The LG G6 will retail for Php37,990 or $765USD – a bit too much for the pocket as most of us thinks.
LG basically delivered a sleek looking designed flagship smartphone that also offers a bit of innovation and features that you can mostly find under its tier. However, it’s hard to justify the asking price of the G6 especially when it’s a little bit behind the hardware department.
What do you think of the LG G6? Let us know in the comments section below.
LG G6 Full Specs, Official PH Price, Release Date in the Philippines
|SPECS, PH Price||LG G6|
|Display||5.7-inch 18:9 1440 x 2880p QHD+ IPS LCD, 564ppi|
|Size||7.9mm thick, -g weight|
|Design||metal frame, glass backing, Corning Gorilla Glass 4, IP68 water and dust resistant|
|Colors||Ice Platinum, Astro Black, and Mystic White|
|Chipset||Qualcomm Snapdragon 821 quad-core Chipset|
|Processor||2 x 2.35 GHz Kryo & 2 x 1.6 GHz Kryo|
|Memory||4GB RAM, 32/64GB internal storage, microSD card|
|Main Camera||13MP(71°) + 13MP dual rear camera (125°)|
|Multimedia||4k @ 30fps, 1080p @ 30fps|
|Front camera||5MP(100°), 1080p|
|Connectivity||GSM: 850, 900, 1800, 1900 MHz | WCDMA: 850/900/2100MHz |

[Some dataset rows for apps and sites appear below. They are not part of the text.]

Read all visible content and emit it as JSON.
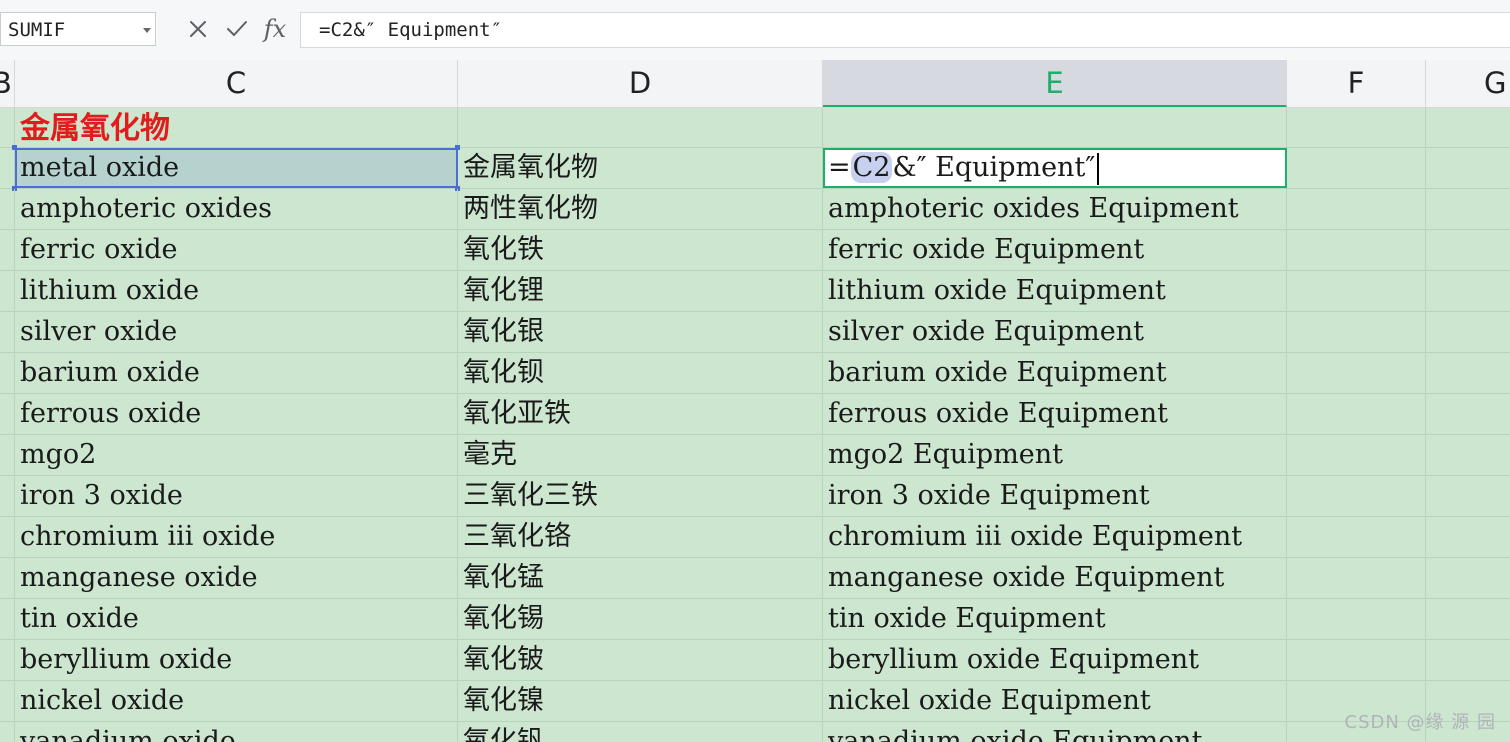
{
  "name_box": {
    "value": "SUMIF"
  },
  "formula_bar": {
    "cancel_symbol": "×",
    "enter_symbol": "✓",
    "fx_label": "fx",
    "formula": "=C2&″ Equipment″"
  },
  "columns": [
    "B",
    "C",
    "D",
    "E",
    "F",
    "G"
  ],
  "active_column": "E",
  "title_cell": "金属氧化物",
  "editing_cell": {
    "prefix": "=",
    "reference": "C2",
    "suffix": "&″ Equipment″"
  },
  "rows": [
    {
      "c": "metal oxide",
      "d": "金属氧化物",
      "e": ""
    },
    {
      "c": "amphoteric oxides",
      "d": "两性氧化物",
      "e": "amphoteric oxides Equipment"
    },
    {
      "c": "ferric oxide",
      "d": "氧化铁",
      "e": "ferric oxide Equipment"
    },
    {
      "c": "lithium oxide",
      "d": "氧化锂",
      "e": "lithium oxide Equipment"
    },
    {
      "c": "silver oxide",
      "d": "氧化银",
      "e": "silver oxide Equipment"
    },
    {
      "c": "barium oxide",
      "d": "氧化钡",
      "e": "barium oxide Equipment"
    },
    {
      "c": "ferrous oxide",
      "d": "氧化亚铁",
      "e": "ferrous oxide Equipment"
    },
    {
      "c": "mgo2",
      "d": "毫克",
      "e": "mgo2 Equipment"
    },
    {
      "c": "iron 3 oxide",
      "d": "三氧化三铁",
      "e": "iron 3 oxide Equipment"
    },
    {
      "c": "chromium iii oxide",
      "d": "三氧化铬",
      "e": "chromium iii oxide Equipment"
    },
    {
      "c": "manganese oxide",
      "d": "氧化锰",
      "e": "manganese oxide Equipment"
    },
    {
      "c": "tin oxide",
      "d": "氧化锡",
      "e": "tin oxide Equipment"
    },
    {
      "c": "beryllium oxide",
      "d": "氧化铍",
      "e": "beryllium oxide Equipment"
    },
    {
      "c": "nickel oxide",
      "d": "氧化镍",
      "e": "nickel oxide Equipment"
    },
    {
      "c": "vanadium oxide",
      "d": "氧化钒",
      "e": "vanadium oxide Equipment"
    }
  ],
  "watermark": "CSDN @缘  源  园",
  "colors": {
    "grid_bg": "#cde6d0",
    "active_header": "#1fae6a",
    "title_red": "#e21b1b",
    "selection_blue": "#4a6fd0"
  }
}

4G LTE, WiFi ac, 5GHz,Bt4.2, GPS, NFC, GLONASS, dual-nano IM
|OS||Android 7.1.1 Nougat|
|Software||LG UX 6.0|
|Battery||3000mah with Quick Charge 3.0 and wireless charging|
|Ports||USB Type-C, 3.55mm headphone jack, quad-DAC|
|Official Price||Estimated at $600 USD or Php30,000|
|Availability date||April-17-2017 Pre-order|
|Where to buy||LG Stores|